Why? Because the bulk of the ODA\’s £9bn budget is now to be spent on cleaning up land and putting infrastructure into East London\’s Lea Valley, rather than on erecting Olympic venues. The panjandrums of the IOC are nothing of not assiduous in defending the value of their brand, and they were reported to be unhappy with the association of the \’O-word\’ with such extensive public spending (and some of the unavoidable but unpleasant side-effects of development, like displacement of businesses and residents).

The story had a ring of truth, however odd it might seem at first glance. The IOC is very keen to emphasise that the Olympic Games are self-funding (from ticketing, sponsorship and merchandising revenues). Their view is that, if a city has to build new facilities to accommodate the Games, then that is their business, and a demonstration of the catalytic effect that the whole circus can have on nations that host it.

But you can\’t have it both ways. It is a truth insufficiently acknowledged that \’regeneration\’ is not the one way street that its shiny name implies. Regeneration displaces, and regeneration costs. The Olympics have made the Government do what they would never have done otherwise: make the heavy investment needed to turn round one of the poorest areas in the UK. The IOC should be proud to be associated with this investment, and should take its share of the knocks too.

The story had vanished by Thursday night. Perhaps it was untrue. Or perhaps it was seen as too damaging to the brand…

First post

Well, the London Olympics have shown their unifying force. With a great fanfare, the new London 2012 logo was launched last week, and the nation came together to take the piss.

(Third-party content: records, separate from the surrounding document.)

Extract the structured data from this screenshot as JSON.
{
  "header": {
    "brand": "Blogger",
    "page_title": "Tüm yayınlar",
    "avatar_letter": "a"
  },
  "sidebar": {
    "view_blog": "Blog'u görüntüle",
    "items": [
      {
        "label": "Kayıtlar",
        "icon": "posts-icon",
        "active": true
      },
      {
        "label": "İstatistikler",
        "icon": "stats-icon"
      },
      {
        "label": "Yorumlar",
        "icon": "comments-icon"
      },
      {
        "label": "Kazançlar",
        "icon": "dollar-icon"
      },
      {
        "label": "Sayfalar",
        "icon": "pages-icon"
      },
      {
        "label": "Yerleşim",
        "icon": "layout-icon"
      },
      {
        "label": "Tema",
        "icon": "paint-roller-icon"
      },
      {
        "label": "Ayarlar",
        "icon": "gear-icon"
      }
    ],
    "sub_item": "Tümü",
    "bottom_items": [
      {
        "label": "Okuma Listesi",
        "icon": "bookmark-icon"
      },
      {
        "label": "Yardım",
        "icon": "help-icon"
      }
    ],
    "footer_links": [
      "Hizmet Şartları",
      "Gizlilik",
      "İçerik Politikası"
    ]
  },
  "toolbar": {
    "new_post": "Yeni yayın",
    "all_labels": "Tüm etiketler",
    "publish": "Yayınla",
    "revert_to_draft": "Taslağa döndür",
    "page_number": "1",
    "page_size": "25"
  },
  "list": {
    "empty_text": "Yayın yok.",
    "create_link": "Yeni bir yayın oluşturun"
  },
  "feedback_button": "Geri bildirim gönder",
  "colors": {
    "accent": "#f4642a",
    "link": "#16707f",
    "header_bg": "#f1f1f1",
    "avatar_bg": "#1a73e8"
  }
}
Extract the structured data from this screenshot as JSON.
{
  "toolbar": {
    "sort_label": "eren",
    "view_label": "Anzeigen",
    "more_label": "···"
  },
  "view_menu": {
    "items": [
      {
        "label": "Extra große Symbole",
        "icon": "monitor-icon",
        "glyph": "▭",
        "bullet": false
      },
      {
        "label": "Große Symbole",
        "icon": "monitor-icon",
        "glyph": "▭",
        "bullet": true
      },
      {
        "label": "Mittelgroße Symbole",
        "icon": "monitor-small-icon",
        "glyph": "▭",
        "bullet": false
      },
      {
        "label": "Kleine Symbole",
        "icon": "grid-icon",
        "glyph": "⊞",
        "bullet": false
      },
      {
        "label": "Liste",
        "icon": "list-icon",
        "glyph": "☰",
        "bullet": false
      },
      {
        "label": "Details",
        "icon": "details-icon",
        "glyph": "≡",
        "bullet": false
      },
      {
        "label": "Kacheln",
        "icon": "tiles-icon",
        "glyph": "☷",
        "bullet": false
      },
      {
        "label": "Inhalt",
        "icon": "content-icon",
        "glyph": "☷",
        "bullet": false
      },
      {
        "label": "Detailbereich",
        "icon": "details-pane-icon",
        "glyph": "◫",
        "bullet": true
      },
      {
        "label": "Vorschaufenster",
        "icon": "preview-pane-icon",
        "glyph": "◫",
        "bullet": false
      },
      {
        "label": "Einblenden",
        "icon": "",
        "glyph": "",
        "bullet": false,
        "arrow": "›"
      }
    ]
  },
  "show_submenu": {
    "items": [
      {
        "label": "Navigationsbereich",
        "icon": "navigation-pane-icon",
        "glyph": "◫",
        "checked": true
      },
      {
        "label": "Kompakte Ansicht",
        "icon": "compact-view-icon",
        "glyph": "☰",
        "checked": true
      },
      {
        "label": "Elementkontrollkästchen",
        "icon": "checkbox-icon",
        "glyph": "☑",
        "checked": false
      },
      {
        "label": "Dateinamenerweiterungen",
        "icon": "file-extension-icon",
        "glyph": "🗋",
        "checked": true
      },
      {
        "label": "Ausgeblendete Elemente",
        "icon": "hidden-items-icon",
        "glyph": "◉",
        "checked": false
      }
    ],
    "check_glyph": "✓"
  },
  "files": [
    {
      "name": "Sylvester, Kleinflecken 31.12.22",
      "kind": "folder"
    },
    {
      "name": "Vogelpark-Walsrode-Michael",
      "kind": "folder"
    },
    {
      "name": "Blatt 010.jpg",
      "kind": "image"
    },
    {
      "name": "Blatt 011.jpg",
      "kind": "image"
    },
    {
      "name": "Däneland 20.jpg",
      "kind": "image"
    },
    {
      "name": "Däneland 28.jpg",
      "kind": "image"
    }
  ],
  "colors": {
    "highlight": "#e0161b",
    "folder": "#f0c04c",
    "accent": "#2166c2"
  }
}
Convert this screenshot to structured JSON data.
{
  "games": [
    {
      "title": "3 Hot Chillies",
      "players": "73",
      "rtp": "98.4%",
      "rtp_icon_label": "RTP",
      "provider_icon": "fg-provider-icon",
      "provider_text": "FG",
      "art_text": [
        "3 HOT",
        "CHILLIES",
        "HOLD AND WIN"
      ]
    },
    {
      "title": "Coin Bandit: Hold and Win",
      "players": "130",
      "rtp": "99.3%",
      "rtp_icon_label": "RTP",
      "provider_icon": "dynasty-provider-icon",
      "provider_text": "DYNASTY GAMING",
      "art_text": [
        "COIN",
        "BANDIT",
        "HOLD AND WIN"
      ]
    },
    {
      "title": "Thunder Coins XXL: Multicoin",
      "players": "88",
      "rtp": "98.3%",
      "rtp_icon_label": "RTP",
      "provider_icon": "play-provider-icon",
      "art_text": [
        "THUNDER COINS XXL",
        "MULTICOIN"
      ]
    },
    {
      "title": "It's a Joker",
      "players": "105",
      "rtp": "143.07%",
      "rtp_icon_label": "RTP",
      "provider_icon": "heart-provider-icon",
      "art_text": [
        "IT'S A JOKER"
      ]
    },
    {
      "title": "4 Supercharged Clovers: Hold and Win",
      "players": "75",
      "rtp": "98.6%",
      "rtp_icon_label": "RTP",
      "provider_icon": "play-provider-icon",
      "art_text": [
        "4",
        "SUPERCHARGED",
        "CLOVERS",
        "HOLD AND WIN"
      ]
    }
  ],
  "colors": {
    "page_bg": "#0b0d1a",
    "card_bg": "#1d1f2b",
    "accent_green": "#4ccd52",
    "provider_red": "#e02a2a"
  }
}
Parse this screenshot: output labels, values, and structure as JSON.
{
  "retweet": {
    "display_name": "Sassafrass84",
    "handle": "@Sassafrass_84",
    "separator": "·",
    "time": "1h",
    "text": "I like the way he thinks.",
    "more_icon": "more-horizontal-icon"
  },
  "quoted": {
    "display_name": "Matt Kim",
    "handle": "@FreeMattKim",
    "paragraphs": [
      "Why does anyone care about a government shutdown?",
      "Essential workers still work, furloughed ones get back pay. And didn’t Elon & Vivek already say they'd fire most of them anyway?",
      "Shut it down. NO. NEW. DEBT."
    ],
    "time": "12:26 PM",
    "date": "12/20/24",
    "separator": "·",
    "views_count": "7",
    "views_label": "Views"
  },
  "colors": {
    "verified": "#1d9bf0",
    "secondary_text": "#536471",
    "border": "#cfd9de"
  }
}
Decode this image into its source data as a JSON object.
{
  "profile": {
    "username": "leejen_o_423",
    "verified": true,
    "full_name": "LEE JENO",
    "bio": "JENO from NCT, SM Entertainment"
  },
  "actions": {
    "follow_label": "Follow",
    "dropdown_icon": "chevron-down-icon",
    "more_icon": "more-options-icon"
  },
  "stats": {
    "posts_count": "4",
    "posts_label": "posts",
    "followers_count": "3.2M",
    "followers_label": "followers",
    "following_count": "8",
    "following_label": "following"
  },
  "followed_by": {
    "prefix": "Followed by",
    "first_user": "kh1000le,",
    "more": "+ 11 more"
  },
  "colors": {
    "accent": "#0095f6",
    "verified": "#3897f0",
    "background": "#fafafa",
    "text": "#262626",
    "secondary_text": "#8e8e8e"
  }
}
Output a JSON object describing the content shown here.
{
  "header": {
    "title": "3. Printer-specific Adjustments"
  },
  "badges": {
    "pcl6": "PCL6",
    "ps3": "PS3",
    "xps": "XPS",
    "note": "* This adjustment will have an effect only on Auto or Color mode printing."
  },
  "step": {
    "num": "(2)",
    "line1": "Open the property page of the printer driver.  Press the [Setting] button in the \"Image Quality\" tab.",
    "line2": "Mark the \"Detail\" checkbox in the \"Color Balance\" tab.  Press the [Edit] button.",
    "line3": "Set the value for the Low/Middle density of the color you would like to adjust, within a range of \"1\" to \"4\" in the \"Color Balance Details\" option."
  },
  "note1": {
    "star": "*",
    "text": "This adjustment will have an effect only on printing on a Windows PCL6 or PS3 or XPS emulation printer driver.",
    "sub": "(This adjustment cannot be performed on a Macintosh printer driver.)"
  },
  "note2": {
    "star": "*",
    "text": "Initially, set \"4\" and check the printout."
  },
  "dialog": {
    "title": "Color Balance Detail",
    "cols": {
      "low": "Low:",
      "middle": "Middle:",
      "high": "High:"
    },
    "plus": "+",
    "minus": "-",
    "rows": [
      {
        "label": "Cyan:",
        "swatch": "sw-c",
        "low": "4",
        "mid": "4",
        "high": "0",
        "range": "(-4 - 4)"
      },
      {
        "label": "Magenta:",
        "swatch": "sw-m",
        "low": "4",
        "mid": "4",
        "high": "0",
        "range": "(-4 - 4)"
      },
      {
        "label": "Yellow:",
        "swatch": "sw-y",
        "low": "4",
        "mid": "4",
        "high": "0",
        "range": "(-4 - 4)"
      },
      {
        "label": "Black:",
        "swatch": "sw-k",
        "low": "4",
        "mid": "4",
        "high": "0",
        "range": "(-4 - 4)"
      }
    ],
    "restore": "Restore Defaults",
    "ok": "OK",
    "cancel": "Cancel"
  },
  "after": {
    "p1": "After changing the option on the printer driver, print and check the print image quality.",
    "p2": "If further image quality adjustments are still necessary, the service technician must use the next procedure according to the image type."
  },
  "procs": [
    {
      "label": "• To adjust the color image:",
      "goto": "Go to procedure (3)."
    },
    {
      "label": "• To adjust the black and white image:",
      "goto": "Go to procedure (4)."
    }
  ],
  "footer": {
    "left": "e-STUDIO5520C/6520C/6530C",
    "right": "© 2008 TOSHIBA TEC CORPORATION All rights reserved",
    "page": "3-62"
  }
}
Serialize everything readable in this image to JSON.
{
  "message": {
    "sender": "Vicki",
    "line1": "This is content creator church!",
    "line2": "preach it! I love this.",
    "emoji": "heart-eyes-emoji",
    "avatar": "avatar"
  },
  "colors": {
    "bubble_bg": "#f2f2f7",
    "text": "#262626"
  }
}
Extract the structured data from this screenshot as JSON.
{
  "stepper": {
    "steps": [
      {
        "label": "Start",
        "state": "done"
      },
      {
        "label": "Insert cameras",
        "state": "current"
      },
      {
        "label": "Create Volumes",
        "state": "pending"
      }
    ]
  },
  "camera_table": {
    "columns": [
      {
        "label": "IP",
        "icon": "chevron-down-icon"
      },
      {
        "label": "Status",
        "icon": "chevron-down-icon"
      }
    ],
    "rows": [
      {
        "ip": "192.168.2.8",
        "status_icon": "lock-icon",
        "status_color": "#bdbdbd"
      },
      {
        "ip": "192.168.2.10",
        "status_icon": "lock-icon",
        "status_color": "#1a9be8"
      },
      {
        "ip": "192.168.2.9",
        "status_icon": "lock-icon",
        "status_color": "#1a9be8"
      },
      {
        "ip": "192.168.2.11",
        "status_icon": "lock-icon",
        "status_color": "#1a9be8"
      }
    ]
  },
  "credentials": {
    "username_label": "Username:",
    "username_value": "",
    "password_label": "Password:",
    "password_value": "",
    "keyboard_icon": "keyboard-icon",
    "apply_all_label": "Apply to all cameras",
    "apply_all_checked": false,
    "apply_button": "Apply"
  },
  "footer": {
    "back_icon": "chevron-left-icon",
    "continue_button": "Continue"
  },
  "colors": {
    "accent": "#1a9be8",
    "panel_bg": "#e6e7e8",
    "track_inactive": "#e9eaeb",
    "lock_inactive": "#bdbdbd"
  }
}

Whatever the merits of the new logo, it has unleashed a torrent of creative abuse and mockery. Does it resemble a broken swastika? Larry Grayson in teapot stance? David Brent dancing? Lisa Simpson doing something lewd and quite possibly illegal? The UK\’s GDP must have taken a pounding last week: normal business was suspended, in favour of that Great British pastime, mockery.

Co-incidentally, Communities and Local Government Minister Ruth Kelly announced a desire for a British \’national day\’, another of the Government\’s fumbles at national identity (here). The trouble is, all assessments of what \’Britishness\’ means dissolve quickly into cliche: tolerance, rule of law, sense of humour, blah. Sense of humour gets nearest, but the reality is less cuddly than that. Our real characteristic is the ability to laugh at anything. Anything.

In his wartime polemic, \’The Lion and the Unicorn\’ (the source for John Major\’s much-mocked evocation of \’old maids cycling to Holy Communion through the morning mist), George Orwell argued that the goose-step would never have caught on in England: \”because the people in the street would laugh\”.

Our laughter is not gentle. It is scatalogical, harsh, unforgiving. It infects the engravings of Hogarth and Gillray. It has no respect for authority, and is ready to attack any trace of pretension or pomposity. It\’s not pleasant, but it is ours.